**Aim of the exercise:**
Your job is to report every line of the entries that has "Iniciar".

Data extracted from a collection:

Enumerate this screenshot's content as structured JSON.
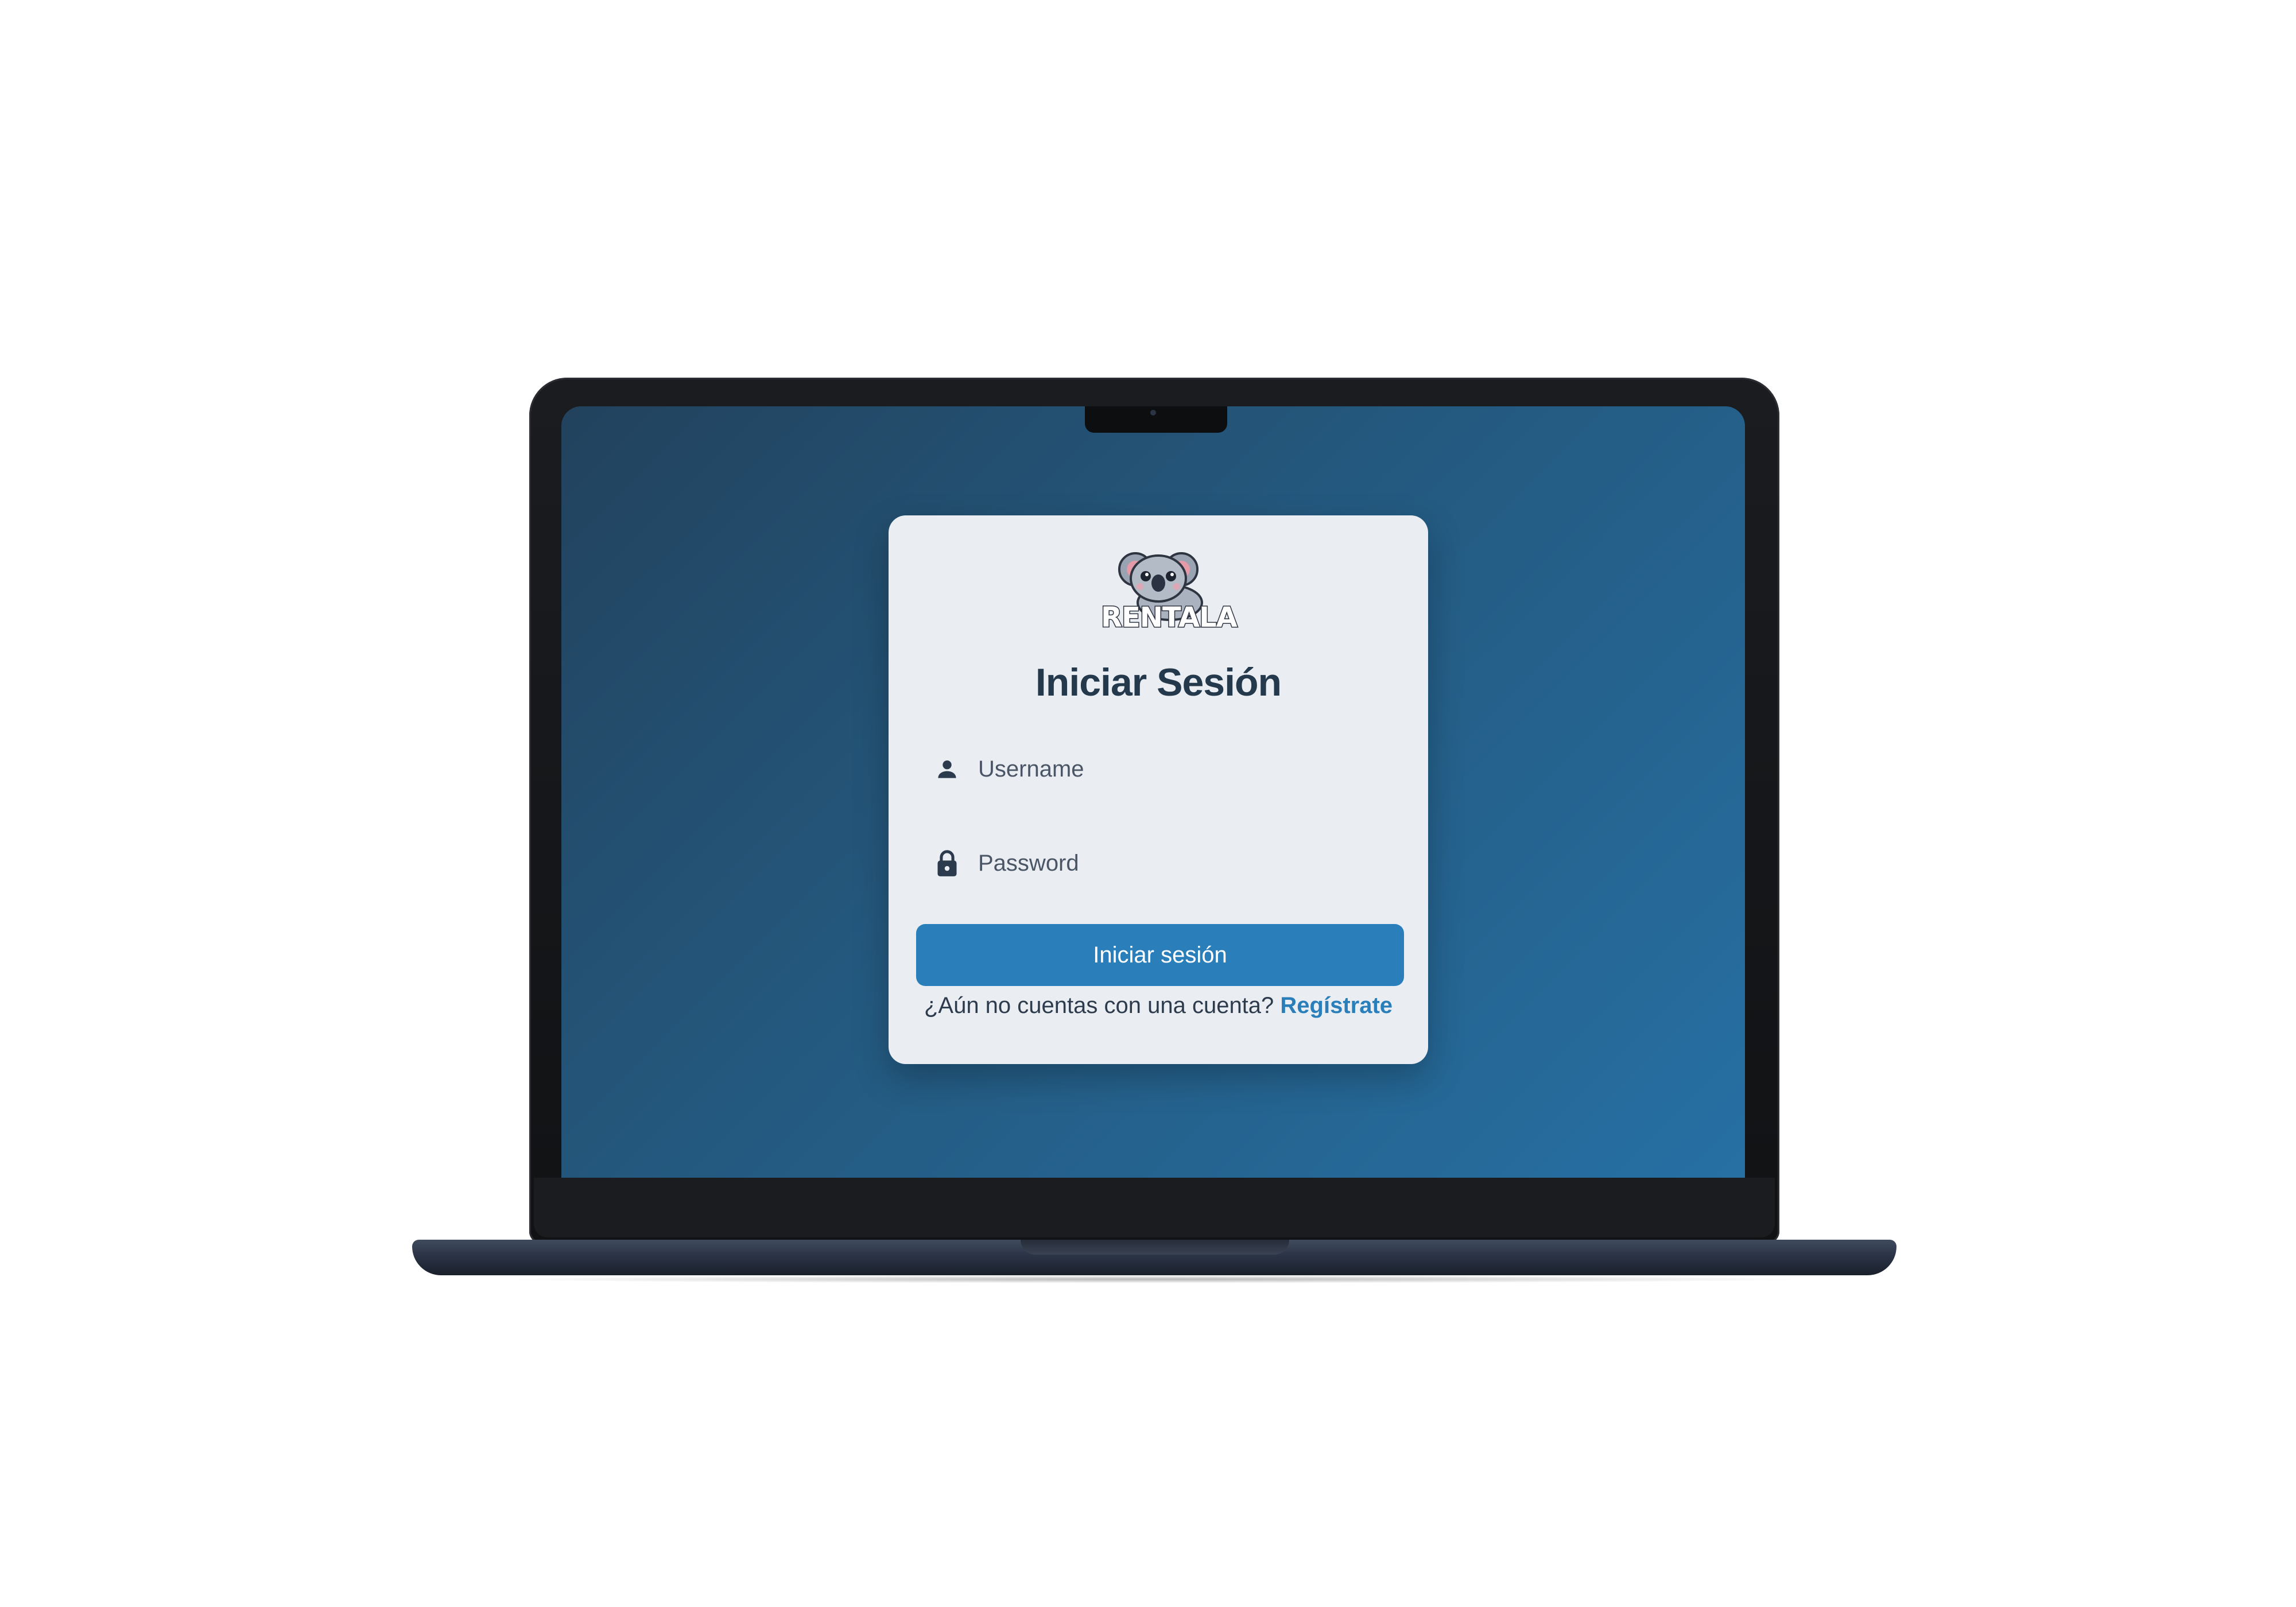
{
  "app": {
    "logo_text": "RENTALA"
  },
  "login": {
    "title": "Iniciar Sesión",
    "username_placeholder": "Username",
    "password_placeholder": "Password",
    "submit_label": "Iniciar sesión",
    "signup_prompt": "¿Aún no cuentas con una cuenta?",
    "signup_link": "Regístrate"
  },
  "icons": {
    "user": "person-icon",
    "password": "lock-icon",
    "logo": "koala-logo"
  },
  "colors": {
    "screen_background_start": "#22425d",
    "screen_background_end": "#2670a4",
    "card_background": "#eaeef2",
    "title_text": "#25394d",
    "primary_button": "#2a7fbb",
    "link": "#2a7fbb"
  }
}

**Exercise answer:**
    "title": "Iniciar Sesión",
    "submit_label": "Iniciar sesión",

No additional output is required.